(Editor and author of introduction; with Mark A. Wrathall) Heidegger, Authenticity, and Modernity: Essays in Honor of Hubert L. Drefus, MIT Press (Cambridge, MA), 2000.

(Editor, with Mark A. Wrathall) Heidegger, Coping, and Cognitive Science, MIT Press (Cambridge, MA), 2000.

(Editor and author of introduction; with Ulrich Arnswald, Jens Kertschner, and Lawrence Schmidt) Gadamer's Century: Essays in Honor of Hans-Georg Gadamer, MIT Press (Cambridge, MA), 2001.

(Editor) From Kant to Davidson: Philosophy and the Idea of the Transcendental, Routledge (London, England), 2002, Routledge (New York, NY), 2003.

Heidegger's Topology: Being, Place, World, MIT Press (Cambridge, MA), 2006.

(Editor, with Steven Crowell) Transcendental Heidegger, Stanford University Press (Stanford, CA), 2007.

Contributor to volumes of essays and to philosophy journals.


Jeff Malpas once told CA: "Although much of my academic training was in so-called ‘analytic’ philosophy, I do not regard myself as working clearly within any particular philosophical tradition, while my work does not itself fit easily in one or another of the traditional philosophical categories. My published writing ranges over topics in philosophy of mind and language, in epistemology and metaphysics, in hermeneutics and phenomenology, in ethics and social theory. A central concern in much of writing, however, has been to understand the way in which philosophy and not just philosophy, but experience and knowledge in general, is grounded in our embodied, oriented locatedness in the world. This has led me to give special attention to the character of place understood as more than mere spatial location, to attempt to give an account of the structure of place as such, and to investigate the way in which place, and our active engagement of place, might be determinative of our very identities as persons. In taking place as a theme my work naturally leads me into a number of areas from geography to poetry, from ecological psychology to anthropology. In this respect, not only do my interests encompass a range of philosophical issues and approaches, but they also extend across a range of subjects and disciplines."
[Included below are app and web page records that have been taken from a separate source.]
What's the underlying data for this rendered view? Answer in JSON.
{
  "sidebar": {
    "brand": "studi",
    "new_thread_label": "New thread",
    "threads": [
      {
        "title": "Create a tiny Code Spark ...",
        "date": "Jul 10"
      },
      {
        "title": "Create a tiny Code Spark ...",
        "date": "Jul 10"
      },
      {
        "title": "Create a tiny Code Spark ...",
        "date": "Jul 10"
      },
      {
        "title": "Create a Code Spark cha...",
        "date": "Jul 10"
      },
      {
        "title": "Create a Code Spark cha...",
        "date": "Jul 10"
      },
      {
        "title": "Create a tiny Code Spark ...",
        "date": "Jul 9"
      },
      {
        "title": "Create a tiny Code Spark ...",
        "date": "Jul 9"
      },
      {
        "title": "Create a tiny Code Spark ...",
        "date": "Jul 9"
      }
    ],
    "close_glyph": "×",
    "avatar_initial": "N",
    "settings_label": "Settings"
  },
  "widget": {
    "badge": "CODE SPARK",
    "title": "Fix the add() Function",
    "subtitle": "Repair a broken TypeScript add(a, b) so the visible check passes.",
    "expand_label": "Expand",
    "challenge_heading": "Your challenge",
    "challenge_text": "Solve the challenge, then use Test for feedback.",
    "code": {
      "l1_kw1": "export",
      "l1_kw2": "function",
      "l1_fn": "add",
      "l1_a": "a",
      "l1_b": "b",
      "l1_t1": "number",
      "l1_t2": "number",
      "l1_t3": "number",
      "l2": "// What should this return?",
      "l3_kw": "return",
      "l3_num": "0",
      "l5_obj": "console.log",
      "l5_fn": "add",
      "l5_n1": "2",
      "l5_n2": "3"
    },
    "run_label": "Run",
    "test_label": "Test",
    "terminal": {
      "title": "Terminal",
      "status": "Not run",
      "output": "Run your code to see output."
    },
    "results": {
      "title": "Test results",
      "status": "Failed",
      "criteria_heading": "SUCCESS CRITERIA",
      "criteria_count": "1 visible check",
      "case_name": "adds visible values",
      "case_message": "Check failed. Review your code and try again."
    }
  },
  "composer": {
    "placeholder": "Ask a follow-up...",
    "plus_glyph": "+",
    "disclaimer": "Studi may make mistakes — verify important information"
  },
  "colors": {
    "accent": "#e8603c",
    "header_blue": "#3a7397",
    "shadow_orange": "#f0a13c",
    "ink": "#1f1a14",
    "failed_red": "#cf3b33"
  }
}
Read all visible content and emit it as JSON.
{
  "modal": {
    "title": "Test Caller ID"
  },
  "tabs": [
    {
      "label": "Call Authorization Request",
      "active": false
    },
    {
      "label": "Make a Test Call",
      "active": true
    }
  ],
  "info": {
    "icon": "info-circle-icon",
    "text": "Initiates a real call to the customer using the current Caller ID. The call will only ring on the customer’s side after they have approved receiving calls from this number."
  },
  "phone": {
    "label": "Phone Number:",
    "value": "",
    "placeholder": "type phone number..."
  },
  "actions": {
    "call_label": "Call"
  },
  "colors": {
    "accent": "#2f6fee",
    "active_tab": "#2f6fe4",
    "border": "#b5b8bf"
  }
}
Choice, January, 2000, J. Gough, review of Place and Experience: A Philosophical Topography, p. 949.

Library Journal, March 1, 1995, Terry Skeats, review of The Philosophical Papers of Alan Donagan, p. 75.